## INSTRUCTIONS TO FOLLOW
In the data below, find each line containing the string "What" and return it.
---------- SUPPLIED DATA
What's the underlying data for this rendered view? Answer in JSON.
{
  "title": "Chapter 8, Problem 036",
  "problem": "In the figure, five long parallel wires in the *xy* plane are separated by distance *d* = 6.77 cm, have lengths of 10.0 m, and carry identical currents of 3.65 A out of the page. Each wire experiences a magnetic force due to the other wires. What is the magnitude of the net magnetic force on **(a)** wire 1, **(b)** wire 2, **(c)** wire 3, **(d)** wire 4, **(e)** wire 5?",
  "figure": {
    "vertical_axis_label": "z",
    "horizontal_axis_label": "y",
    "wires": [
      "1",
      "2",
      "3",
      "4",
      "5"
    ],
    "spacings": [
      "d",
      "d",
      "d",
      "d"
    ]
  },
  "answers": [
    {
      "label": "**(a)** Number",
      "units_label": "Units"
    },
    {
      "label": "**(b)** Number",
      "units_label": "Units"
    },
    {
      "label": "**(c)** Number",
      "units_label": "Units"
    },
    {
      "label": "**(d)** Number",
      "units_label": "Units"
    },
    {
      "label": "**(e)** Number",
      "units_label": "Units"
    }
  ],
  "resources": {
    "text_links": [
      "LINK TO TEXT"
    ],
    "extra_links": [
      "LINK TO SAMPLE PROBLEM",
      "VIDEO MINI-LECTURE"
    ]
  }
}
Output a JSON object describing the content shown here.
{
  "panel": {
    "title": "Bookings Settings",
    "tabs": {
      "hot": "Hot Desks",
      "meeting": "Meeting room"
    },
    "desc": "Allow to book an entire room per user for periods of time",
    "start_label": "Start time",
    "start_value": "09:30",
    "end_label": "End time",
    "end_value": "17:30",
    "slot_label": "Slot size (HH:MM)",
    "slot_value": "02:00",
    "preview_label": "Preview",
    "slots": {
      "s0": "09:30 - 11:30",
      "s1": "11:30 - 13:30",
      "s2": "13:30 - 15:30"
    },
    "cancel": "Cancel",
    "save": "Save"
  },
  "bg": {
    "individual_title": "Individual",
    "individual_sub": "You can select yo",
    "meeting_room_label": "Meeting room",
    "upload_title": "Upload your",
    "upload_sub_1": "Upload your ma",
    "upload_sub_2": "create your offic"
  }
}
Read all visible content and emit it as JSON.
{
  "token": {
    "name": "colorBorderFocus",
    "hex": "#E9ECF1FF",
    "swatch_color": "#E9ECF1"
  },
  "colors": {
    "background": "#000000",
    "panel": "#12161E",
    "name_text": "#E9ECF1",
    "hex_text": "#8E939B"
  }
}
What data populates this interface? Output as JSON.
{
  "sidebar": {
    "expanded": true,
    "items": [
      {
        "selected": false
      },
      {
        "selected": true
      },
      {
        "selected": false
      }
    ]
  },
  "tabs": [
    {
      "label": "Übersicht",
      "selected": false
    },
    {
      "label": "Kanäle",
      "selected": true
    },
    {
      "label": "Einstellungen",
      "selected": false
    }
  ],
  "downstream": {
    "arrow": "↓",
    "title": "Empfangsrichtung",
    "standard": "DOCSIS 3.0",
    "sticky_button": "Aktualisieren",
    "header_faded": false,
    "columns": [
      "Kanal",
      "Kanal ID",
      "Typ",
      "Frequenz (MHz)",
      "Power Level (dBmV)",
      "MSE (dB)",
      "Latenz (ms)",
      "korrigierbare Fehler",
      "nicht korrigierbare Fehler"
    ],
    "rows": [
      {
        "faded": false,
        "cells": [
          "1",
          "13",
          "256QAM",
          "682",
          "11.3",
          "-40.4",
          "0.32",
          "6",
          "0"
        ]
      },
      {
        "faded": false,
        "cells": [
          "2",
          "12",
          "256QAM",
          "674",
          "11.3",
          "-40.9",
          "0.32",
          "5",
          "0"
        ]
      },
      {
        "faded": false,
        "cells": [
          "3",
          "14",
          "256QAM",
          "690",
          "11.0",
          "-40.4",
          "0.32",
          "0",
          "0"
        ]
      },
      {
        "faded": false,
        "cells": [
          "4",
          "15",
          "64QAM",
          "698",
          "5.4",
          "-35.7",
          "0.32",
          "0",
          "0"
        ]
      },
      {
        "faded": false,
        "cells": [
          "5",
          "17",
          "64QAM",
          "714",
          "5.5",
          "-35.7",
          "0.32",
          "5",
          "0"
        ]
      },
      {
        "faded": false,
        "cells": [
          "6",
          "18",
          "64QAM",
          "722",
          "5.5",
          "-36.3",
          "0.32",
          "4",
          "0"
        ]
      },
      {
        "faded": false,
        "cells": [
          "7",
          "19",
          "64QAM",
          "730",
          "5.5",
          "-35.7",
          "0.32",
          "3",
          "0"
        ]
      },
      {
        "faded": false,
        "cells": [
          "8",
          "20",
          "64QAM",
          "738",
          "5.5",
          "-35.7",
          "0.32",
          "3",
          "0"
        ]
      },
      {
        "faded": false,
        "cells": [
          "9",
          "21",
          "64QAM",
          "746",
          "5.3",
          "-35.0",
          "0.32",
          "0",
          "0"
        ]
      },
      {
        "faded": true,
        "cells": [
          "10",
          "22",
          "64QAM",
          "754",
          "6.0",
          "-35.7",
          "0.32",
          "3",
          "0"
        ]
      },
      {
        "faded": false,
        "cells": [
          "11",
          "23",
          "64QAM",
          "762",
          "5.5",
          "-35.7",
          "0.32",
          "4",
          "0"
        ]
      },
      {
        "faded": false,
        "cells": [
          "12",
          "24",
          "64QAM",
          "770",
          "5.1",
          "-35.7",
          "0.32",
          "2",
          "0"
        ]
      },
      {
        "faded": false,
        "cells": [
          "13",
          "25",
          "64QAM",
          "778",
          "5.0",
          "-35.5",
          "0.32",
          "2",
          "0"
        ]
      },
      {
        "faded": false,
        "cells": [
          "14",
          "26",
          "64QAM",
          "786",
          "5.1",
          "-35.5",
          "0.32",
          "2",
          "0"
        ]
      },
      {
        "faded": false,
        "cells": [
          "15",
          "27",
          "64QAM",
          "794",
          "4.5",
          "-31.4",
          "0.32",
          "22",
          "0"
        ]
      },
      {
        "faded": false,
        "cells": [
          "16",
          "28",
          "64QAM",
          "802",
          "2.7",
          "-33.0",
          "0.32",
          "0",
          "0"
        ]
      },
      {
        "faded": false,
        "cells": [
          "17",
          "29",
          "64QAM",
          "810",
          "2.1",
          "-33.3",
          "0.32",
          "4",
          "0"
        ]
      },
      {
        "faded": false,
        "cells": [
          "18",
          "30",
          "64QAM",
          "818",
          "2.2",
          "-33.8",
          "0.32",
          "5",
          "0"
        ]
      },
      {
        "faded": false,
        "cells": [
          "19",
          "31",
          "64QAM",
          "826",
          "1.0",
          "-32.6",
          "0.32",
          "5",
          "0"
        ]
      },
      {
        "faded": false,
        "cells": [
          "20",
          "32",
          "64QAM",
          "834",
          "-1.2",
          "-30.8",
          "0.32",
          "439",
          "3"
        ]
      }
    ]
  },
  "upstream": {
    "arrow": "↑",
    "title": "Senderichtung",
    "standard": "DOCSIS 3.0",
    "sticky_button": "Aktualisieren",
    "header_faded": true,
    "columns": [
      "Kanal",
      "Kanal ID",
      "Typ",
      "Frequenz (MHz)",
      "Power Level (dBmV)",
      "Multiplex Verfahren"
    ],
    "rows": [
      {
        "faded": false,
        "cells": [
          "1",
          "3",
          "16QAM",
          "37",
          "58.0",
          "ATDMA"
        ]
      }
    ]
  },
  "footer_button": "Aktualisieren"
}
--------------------
## THE COMPLETED TASK
What's the underlying data for this rendered view? Answer in JSON.
  "problem": "In the figure, five long parallel wires in the *xy* plane are separated by distance *d* = 6.77 cm, have lengths of 10.0 m, and carry identical currents of 3.65 A out of the page. Each wire experiences a magnetic force due to the other wires. What is the magnitude of the net magnetic force on **(a)** wire 1, **(b)** wire 2, **(c)** wire 3, **(d)** wire 4, **(e)** wire 5?",
What data populates this interface? Output as JSON.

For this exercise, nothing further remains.